Rivers and wetlands will bear the brunt of climate change and governments around the world are failing to manage many of the more vulnerable areas properly, says a series of new papers published today.
Australia's Murray-Darling river system and the Coorang wetland at its western edge are among the world's most telling examples of damaged rivers, and the conservation plans being considered by the federal government could have wide influence, say several reports in the journal Marine and Freshwater Research.
"The world is watching how Australia manages the over-allocation of rivers caused by dam-builing and increasing effects of climate change," said Professor Kingsford, the director of the Australian Wetlands and River Centre.

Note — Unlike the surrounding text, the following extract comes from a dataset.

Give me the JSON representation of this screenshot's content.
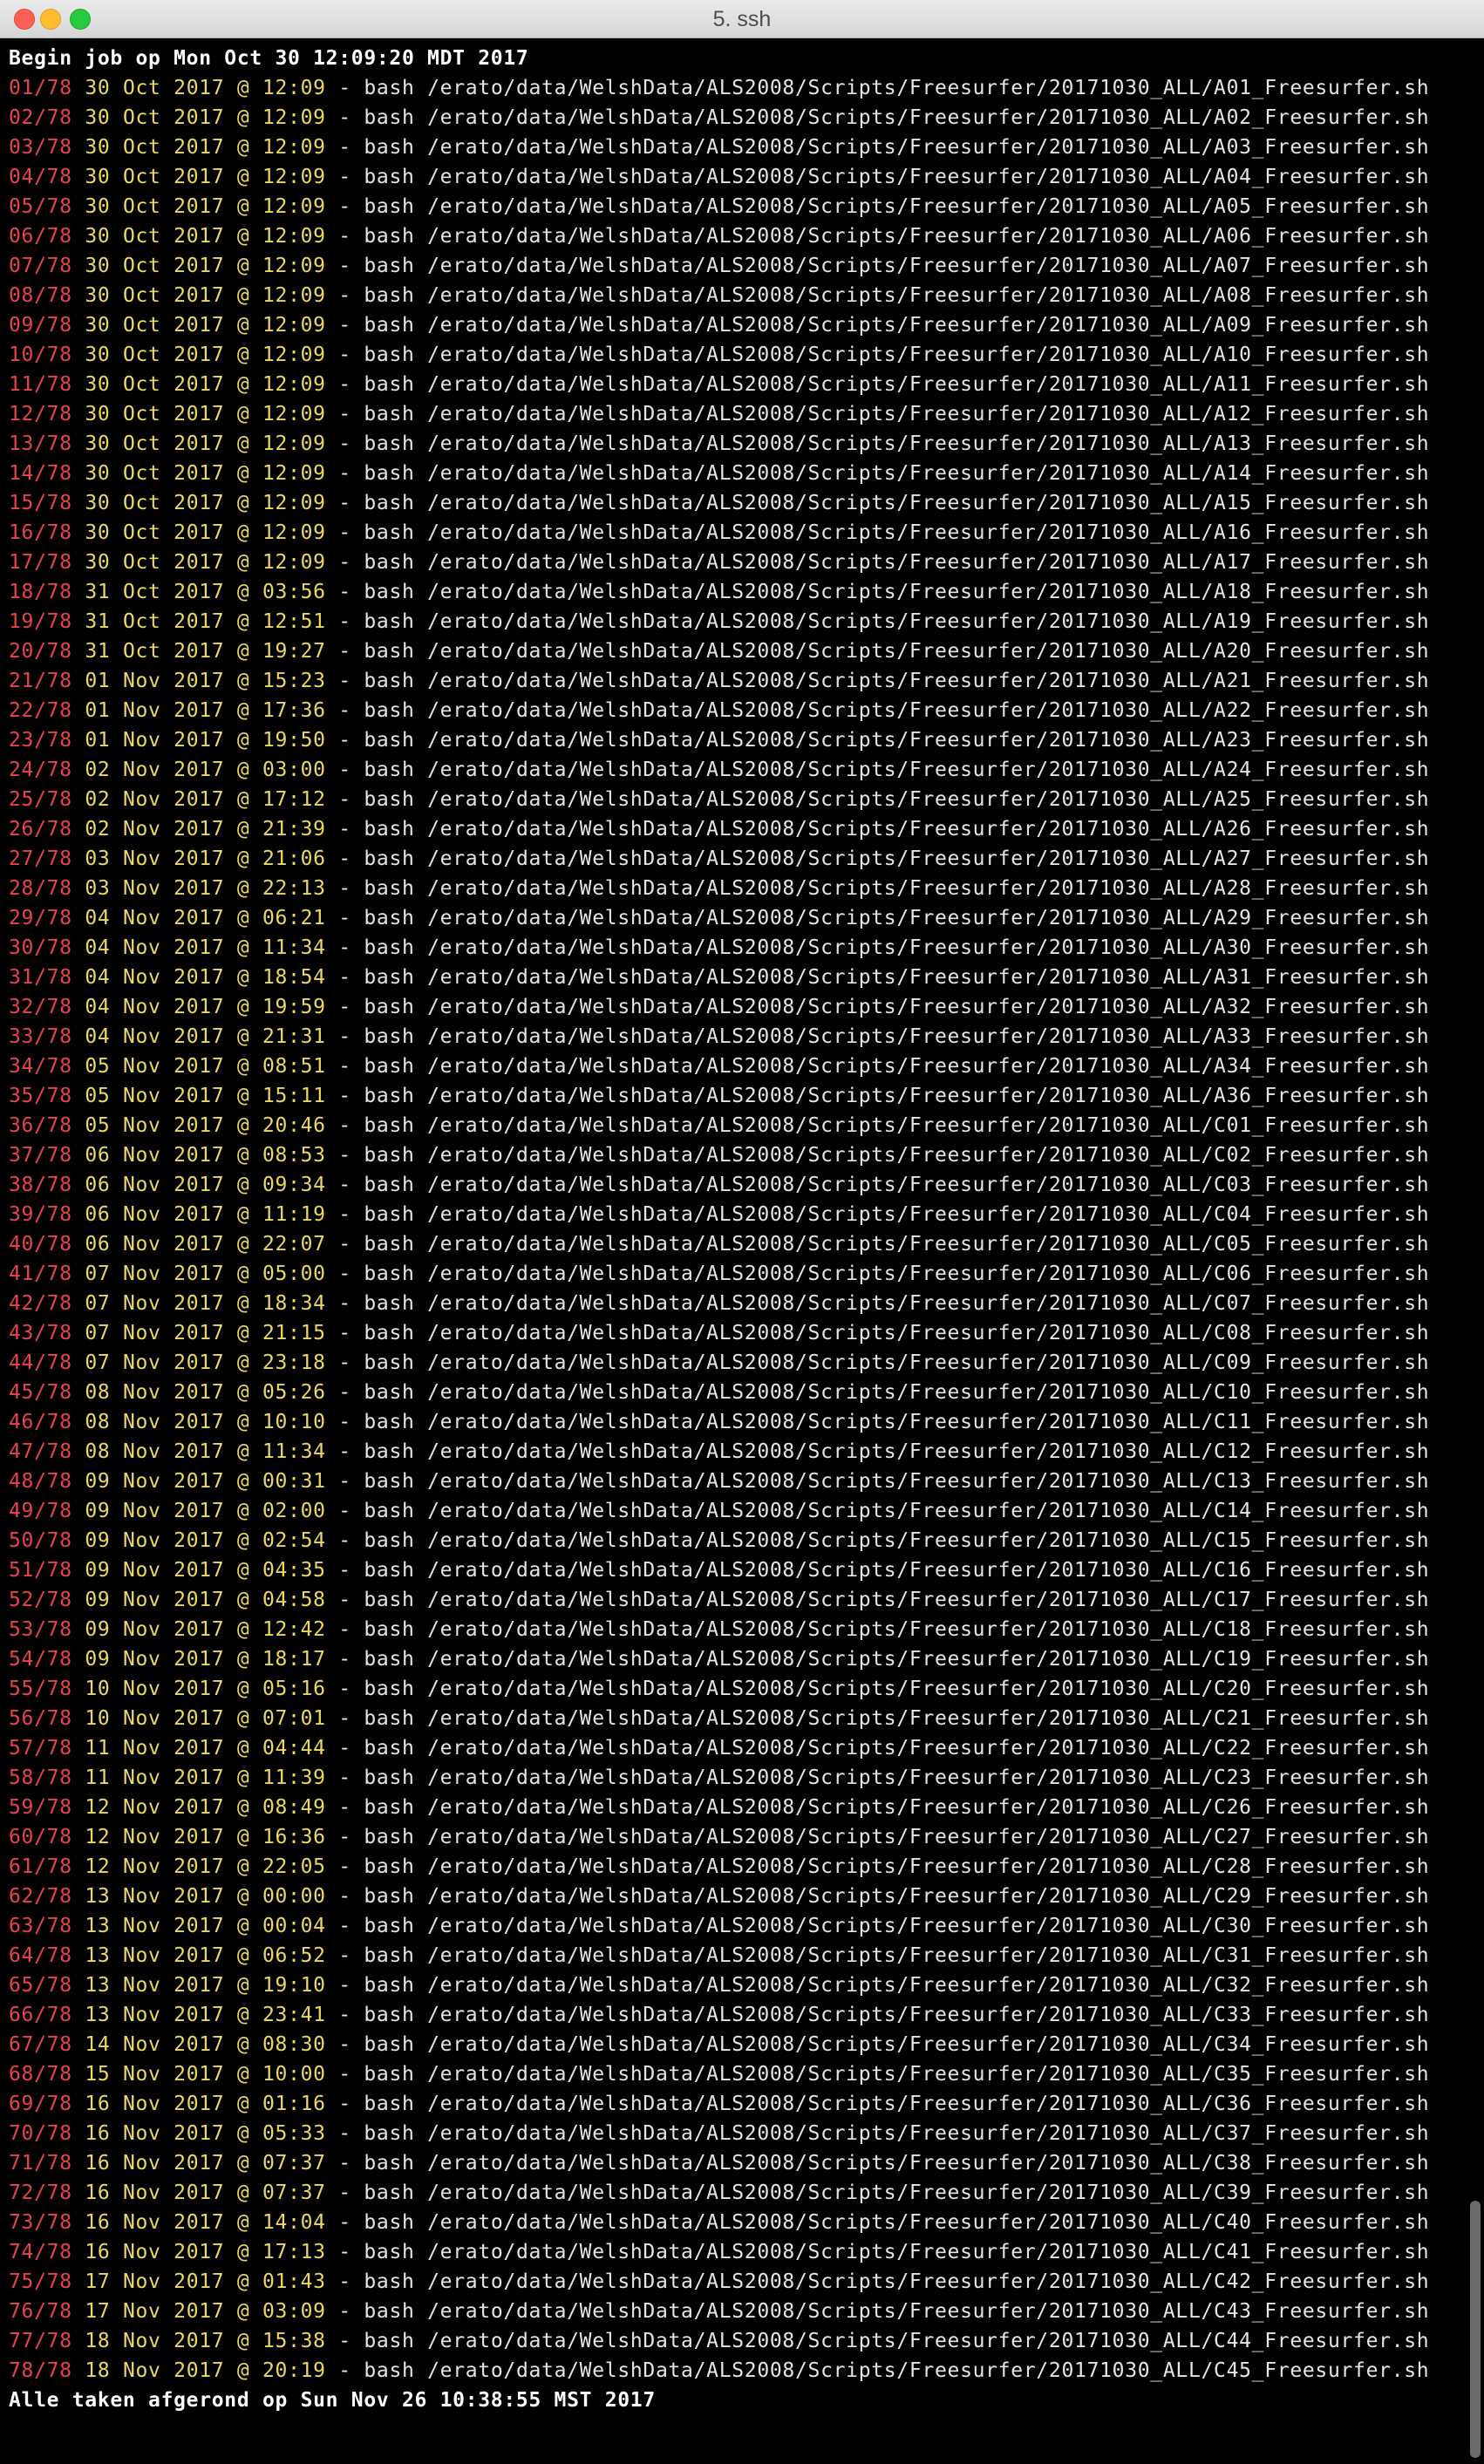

Professor Kingsford said many of the wetlands along the system were already drying up and warmer temperatures in the future would accelerate the process.
While some regions, such as northern Queensland, can expect more rain as the climate warms, the net effect will be drier wetlands and smaller rivers as average rainfall decreases and more water evaporates.
Source: Sydney Morning Herald